Design is Development, and Development is design.
The amazing thing about being a “creative” is that you can literally craft anything with a little elbow grease, hard work, dedication, and caffeine (yes, that’s a requirement). As a data-centric UI/UX Designer/Developer and Technologist and CTO it’s inspiring to see some of the incredible visualizations, dashboards, etc. that folks create to present what is often mind-numbingly complex information in ways that can be easily digested and acted upon. Remember, design is development, and development is design.
Often times, the journey from conceptualization to completion can be a rocky one especially when there are multiple multiple’s involved: multiple stakeholders, multiple iterations, multiple frameworks, and even multiple personalities (ahhhhhhhhh!).
Typically after I’ve conducted user interviews and talked strategy with stakeholders, I get to sketchin’ and fine tuning the idea(s) that will be rapidly iterated upon until we reach the final outcome. If I ever get in a rut, I always have my wife (who’s one of the Top 3% of designers in the world!) to fall back on.
I’ve worked with many a Designer/Developer in the past that had some really interesting out of the box ideas that were definitely innovative thought-provoking, but often times these folks screwed up the development process and frustrated the other creatives on the team that would actually have to execute these outlandish ideas - the developers.
I say that to say this: never forget that the goal of every project is to work collectively (yes, as in together, as in on a team) to try to ease the transition between the Discovery, Design, and Development phases.
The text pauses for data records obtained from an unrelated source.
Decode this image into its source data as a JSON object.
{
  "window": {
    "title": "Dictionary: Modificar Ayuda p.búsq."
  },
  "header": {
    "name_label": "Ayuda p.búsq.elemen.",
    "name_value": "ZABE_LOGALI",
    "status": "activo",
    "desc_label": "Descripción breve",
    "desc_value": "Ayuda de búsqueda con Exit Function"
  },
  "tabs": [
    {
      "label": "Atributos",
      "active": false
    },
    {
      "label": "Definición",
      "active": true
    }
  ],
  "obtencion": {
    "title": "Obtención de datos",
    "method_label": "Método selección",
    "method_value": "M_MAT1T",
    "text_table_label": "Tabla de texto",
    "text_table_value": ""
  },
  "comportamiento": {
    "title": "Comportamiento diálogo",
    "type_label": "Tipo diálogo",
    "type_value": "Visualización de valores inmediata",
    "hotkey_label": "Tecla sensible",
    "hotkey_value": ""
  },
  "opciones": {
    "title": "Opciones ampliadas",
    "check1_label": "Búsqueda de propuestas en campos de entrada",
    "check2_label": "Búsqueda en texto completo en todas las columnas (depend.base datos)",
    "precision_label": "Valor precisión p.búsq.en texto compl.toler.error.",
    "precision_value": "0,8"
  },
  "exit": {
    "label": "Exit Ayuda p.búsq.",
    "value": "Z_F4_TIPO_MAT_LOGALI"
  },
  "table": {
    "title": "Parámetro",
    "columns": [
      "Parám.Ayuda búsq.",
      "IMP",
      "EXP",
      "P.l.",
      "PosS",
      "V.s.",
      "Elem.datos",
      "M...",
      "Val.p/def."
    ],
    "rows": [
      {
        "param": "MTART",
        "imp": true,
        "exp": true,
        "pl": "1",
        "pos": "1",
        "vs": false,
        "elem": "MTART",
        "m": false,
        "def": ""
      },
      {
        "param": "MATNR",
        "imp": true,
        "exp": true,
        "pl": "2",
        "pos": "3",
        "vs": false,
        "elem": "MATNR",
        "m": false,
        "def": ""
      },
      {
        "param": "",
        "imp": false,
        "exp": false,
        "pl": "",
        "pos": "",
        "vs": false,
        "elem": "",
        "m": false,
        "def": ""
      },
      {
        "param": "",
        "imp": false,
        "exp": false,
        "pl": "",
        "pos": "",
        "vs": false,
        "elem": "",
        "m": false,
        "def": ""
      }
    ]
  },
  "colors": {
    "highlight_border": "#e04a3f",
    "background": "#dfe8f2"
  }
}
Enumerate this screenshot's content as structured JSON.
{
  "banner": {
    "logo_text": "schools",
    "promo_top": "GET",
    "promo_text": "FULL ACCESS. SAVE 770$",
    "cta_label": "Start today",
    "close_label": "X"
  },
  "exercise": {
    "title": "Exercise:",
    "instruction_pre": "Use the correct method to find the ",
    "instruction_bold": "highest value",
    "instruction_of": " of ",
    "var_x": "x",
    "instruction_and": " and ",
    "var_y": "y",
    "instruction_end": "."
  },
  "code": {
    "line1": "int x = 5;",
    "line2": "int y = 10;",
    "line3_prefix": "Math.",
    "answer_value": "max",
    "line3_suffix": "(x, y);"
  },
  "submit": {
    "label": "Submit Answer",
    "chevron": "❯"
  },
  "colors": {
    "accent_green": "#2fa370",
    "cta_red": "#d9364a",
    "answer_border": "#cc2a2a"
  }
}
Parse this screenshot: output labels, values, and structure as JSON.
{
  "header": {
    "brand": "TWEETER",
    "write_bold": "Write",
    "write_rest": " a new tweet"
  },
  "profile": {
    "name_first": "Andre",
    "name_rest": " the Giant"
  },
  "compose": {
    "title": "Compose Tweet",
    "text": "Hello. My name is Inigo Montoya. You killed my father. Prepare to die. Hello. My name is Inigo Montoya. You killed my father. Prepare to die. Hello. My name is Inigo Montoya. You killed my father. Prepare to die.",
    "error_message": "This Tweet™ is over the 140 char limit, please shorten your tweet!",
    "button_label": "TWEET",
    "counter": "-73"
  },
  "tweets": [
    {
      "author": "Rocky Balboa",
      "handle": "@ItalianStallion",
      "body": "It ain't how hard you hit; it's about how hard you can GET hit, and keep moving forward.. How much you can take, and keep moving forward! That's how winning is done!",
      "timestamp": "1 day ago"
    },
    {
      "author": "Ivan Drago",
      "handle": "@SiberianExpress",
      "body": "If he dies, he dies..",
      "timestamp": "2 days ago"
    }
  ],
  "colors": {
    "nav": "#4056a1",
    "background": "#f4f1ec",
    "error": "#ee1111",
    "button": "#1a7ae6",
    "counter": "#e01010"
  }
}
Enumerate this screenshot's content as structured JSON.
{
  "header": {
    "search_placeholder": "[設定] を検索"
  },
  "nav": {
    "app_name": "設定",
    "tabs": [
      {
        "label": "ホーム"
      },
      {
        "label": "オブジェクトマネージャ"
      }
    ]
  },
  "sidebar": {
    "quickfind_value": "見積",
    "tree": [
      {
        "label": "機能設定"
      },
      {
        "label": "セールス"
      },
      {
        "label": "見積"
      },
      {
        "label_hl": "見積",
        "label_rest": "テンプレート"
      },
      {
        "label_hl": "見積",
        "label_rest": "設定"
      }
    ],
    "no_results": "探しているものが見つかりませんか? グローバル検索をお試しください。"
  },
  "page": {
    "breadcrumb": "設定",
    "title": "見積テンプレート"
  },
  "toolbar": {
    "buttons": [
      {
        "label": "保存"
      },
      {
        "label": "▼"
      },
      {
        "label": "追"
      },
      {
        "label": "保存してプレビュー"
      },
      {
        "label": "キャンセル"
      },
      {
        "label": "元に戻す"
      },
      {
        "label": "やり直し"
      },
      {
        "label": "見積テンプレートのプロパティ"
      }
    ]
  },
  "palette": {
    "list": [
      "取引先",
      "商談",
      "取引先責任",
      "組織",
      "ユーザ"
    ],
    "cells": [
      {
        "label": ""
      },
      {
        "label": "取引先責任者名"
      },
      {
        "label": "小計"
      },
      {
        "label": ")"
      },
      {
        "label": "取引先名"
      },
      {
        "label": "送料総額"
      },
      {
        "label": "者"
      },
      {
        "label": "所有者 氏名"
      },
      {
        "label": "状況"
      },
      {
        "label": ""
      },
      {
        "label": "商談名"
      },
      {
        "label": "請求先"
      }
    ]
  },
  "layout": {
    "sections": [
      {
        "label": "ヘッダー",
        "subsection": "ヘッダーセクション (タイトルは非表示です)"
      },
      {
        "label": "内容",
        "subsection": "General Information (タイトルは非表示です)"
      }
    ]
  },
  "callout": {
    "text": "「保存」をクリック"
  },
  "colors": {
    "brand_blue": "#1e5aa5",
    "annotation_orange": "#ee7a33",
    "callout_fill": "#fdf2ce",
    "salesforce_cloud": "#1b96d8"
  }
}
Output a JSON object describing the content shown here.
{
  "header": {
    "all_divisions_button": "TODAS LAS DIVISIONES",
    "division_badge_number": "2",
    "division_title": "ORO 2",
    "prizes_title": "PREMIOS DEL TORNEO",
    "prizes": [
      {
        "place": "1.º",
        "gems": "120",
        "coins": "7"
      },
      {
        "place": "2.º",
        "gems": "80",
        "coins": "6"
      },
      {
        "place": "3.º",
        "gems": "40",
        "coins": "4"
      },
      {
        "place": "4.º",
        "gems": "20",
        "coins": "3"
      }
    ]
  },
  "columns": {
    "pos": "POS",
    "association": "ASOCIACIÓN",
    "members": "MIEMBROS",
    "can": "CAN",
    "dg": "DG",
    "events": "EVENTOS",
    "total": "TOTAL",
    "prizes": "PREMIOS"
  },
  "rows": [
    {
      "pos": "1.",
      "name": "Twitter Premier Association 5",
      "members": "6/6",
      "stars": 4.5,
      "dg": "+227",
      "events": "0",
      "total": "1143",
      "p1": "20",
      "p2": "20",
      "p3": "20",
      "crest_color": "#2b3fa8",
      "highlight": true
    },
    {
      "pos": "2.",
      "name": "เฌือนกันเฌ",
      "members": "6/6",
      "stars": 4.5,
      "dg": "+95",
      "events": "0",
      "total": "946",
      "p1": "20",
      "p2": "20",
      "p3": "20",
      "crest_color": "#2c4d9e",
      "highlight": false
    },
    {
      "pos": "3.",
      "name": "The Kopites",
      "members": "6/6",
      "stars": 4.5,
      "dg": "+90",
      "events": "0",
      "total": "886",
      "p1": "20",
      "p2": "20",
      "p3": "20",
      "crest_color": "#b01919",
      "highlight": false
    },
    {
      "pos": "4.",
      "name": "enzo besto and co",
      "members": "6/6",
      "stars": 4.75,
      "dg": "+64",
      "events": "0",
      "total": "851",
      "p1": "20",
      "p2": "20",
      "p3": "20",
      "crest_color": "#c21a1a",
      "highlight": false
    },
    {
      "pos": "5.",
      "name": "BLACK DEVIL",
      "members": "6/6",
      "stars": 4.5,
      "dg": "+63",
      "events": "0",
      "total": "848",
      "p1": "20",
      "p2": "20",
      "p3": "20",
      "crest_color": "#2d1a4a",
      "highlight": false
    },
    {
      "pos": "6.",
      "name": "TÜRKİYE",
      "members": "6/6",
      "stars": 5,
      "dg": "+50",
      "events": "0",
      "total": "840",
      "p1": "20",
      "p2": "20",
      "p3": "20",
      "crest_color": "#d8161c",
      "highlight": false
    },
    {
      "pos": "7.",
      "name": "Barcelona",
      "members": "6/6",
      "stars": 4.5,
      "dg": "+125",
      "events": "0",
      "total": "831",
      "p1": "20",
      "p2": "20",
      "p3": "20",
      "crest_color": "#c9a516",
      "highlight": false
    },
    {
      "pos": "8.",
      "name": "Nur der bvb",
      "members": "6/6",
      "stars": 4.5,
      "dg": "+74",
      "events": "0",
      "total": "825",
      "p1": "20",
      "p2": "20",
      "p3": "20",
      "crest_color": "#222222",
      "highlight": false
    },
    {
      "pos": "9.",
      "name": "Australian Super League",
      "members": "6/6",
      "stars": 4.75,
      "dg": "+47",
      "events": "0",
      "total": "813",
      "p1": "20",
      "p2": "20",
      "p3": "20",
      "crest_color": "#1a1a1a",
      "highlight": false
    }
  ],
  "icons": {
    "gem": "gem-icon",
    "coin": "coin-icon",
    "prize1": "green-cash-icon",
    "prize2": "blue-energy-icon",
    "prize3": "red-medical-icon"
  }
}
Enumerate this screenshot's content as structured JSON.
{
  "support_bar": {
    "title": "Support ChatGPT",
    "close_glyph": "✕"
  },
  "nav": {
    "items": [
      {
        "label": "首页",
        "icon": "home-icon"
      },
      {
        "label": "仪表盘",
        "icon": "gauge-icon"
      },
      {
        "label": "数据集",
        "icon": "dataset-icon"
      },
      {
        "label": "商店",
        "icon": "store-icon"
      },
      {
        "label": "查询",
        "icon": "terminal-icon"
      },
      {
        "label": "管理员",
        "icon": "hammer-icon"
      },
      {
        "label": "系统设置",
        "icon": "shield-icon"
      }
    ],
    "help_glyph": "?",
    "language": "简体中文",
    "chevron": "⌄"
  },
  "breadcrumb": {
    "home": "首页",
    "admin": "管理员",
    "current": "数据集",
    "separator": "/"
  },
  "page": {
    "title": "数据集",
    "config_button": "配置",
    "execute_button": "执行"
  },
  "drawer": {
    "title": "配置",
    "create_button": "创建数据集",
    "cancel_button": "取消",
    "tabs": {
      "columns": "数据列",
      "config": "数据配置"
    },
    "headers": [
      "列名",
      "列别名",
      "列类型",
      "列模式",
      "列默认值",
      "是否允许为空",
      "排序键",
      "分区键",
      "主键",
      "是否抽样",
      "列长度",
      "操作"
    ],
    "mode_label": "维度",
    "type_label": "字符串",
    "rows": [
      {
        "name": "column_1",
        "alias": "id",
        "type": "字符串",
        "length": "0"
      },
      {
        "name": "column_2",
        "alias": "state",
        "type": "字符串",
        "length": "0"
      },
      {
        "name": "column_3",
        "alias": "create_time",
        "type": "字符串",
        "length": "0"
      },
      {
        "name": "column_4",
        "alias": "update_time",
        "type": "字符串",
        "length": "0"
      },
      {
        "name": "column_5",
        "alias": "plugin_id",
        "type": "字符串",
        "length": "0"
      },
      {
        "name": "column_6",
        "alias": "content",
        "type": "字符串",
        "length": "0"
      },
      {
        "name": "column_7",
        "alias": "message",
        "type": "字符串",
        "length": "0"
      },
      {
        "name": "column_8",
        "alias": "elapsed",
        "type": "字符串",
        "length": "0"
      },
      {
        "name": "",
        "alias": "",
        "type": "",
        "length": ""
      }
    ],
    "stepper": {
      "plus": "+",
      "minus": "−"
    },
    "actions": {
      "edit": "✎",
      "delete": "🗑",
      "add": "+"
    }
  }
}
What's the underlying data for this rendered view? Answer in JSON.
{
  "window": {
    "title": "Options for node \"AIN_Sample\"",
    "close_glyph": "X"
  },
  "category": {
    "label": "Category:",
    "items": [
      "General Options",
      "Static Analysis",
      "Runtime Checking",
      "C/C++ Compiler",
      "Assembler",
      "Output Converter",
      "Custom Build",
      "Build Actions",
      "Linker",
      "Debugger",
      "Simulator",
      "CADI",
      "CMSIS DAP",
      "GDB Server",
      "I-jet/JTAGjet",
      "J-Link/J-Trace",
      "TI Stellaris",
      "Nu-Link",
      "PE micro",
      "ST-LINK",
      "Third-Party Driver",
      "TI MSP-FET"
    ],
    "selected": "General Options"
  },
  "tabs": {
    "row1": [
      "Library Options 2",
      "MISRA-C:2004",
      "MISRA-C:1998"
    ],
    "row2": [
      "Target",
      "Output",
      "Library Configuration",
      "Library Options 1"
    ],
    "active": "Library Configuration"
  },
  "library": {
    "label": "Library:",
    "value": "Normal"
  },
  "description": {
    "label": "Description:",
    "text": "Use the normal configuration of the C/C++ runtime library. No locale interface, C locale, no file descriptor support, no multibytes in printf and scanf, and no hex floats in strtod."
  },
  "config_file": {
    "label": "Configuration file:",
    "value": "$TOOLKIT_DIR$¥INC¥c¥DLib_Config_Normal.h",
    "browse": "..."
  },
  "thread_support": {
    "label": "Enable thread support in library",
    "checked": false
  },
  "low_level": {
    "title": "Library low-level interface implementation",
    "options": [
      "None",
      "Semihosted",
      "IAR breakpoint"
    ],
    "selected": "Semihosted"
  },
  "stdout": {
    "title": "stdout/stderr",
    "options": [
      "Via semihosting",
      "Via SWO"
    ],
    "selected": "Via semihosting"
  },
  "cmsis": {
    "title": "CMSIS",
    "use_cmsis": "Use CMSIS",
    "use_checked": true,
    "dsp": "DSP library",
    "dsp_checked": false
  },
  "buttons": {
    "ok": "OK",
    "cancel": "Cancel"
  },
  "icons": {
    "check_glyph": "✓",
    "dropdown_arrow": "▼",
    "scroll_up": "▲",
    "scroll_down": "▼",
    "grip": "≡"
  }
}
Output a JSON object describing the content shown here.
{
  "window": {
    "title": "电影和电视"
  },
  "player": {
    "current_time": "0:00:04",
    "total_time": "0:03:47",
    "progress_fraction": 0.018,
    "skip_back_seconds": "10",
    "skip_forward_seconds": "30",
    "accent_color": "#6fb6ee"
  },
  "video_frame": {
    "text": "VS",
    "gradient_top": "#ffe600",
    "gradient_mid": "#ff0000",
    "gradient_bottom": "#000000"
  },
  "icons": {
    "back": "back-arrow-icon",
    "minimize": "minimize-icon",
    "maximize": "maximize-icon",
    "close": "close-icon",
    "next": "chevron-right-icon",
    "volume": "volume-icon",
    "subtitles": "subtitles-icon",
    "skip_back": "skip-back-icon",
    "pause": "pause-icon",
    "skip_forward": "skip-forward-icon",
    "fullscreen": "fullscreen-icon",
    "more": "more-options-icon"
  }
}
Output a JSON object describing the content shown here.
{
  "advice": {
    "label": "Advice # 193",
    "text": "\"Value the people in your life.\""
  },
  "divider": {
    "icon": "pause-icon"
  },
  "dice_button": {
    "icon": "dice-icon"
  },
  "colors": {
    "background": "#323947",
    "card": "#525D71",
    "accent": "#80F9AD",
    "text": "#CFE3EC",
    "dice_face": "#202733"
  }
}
This is one of the keys to our Ideal User Behavior Methodology.
One extremely effective way that I’ve found to do this is to consider a front-end development framework when you’re working on your sketches and fine tuning the user interface in the Discovery phase.
Not only will you become even more of an asset to the team, you’ll also get to smile more and frown less because those crucial “how tf are we supposed to do this in development” must-have nuances are actually on the development site and haven’t been left by the wayside.
Oh yeah, you also won’t piss the developers off quite as much! (if you do, just buy them cupcakes or something, and they’ll be fine.)
[ Connect with me, shoot me a message, or just stay tuned for more useful tips! ]
Chris Brooks / CTO